Task statement: From the line containing "Decode this image" down to the last line of the material below, copy each line exactly and leave out the rest.

________________

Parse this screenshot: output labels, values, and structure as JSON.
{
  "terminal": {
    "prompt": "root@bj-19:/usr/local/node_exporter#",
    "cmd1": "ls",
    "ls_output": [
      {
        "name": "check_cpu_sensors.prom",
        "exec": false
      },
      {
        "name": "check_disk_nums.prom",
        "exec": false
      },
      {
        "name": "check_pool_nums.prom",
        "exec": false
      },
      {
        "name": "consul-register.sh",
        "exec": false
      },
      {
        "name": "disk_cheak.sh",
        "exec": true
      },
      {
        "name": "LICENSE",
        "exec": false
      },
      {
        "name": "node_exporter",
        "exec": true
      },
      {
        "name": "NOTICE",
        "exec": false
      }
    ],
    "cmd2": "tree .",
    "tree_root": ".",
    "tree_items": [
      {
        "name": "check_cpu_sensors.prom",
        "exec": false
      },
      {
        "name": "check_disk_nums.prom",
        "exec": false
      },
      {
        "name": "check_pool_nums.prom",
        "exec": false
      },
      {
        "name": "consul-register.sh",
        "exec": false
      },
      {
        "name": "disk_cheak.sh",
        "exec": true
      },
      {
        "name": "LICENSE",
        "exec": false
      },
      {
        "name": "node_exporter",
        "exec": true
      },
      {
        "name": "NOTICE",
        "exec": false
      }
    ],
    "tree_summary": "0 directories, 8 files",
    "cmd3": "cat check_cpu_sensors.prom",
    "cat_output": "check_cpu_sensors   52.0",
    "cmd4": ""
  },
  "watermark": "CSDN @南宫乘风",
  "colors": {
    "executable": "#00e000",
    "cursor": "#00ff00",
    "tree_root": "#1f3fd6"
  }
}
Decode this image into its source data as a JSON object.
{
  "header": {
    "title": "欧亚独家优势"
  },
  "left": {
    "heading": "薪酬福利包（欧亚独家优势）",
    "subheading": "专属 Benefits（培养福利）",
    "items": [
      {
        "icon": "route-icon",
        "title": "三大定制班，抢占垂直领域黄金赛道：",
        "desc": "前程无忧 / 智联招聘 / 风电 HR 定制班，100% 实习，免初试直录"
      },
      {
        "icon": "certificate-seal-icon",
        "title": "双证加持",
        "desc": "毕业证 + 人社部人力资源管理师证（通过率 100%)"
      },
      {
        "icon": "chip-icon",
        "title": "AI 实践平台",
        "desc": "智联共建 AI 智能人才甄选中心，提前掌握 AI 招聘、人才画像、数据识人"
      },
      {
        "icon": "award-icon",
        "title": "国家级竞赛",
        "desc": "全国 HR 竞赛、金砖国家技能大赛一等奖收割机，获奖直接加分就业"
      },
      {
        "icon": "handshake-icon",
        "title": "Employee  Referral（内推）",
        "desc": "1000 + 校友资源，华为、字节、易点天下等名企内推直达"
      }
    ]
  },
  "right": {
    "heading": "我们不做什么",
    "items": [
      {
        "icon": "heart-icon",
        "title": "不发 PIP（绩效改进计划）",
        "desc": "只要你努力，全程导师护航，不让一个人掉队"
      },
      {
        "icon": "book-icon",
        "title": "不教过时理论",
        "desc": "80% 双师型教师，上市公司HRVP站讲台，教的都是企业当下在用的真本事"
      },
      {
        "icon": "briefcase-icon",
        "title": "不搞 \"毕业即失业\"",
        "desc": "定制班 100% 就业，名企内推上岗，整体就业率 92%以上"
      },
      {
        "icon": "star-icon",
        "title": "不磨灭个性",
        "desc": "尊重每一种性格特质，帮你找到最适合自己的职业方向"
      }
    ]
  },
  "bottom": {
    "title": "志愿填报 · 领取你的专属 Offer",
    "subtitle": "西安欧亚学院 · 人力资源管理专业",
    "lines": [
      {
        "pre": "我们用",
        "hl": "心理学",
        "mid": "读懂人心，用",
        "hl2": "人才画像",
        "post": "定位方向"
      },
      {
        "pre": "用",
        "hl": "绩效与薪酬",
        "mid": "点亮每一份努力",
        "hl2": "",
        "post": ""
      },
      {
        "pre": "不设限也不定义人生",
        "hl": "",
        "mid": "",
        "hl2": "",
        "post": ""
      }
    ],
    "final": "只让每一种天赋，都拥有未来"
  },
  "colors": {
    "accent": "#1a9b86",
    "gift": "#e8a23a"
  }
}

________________

Answer section:
Decode this image into its source data as a JSON object.
{
  "header": {
    "title": "欧亚独家优势"
  },
  "left": {
    "heading": "薪酬福利包（欧亚独家优势）",
    "subheading": "专属 Benefits（培养福利）",
    "items": [
      {
        "icon": "route-icon",
        "title": "三大定制班，抢占垂直领域黄金赛道：",
        "desc": "前程无忧 / 智联招聘 / 风电 HR 定制班，100% 实习，免初试直录"
      },
      {
        "icon": "certificate-seal-icon",
        "title": "双证加持",
        "desc": "毕业证 + 人社部人力资源管理师证（通过率 100%)"
      },
      {
        "icon": "chip-icon",
        "title": "AI 实践平台",
        "desc": "智联共建 AI 智能人才甄选中心，提前掌握 AI 招聘、人才画像、数据识人"
      },
      {
        "icon": "award-icon",
        "title": "国家级竞赛",
        "desc": "全国 HR 竞赛、金砖国家技能大赛一等奖收割机，获奖直接加分就业"
      },
      {
        "icon": "handshake-icon",
        "title": "Employee  Referral（内推）",
        "desc": "1000 + 校友资源，华为、字节、易点天下等名企内推直达"
      }
    ]
  },
  "right": {
    "heading": "我们不做什么",
    "items": [
      {
        "icon": "heart-icon",
        "title": "不发 PIP（绩效改进计划）",
        "desc": "只要你努力，全程导师护航，不让一个人掉队"
      },
      {
        "icon": "book-icon",
        "title": "不教过时理论",
        "desc": "80% 双师型教师，上市公司HRVP站讲台，教的都是企业当下在用的真本事"
      },
      {
        "icon": "briefcase-icon",
        "title": "不搞 \"毕业即失业\"",
        "desc": "定制班 100% 就业，名企内推上岗，整体就业率 92%以上"
      },
      {
        "icon": "star-icon",
        "title": "不磨灭个性",
        "desc": "尊重每一种性格特质，帮你找到最适合自己的职业方向"
      }
    ]
  },
  "bottom": {
    "title": "志愿填报 · 领取你的专属 Offer",
    "subtitle": "西安欧亚学院 · 人力资源管理专业",
    "lines": [
      {
        "pre": "我们用",
        "hl": "心理学",
        "mid": "读懂人心，用",
        "hl2": "人才画像",
        "post": "定位方向"
      },
      {
        "pre": "用",
        "hl": "绩效与薪酬",
        "mid": "点亮每一份努力",
        "hl2": "",
        "post": ""
      },
      {
        "pre": "不设限也不定义人生",
        "hl": "",
        "mid": "",
        "hl2": "",
        "post": ""
      }
    ],
    "final": "只让每一种天赋，都拥有未来"
  },
  "colors": {
    "accent": "#1a9b86",
    "gift": "#e8a23a"
  }
}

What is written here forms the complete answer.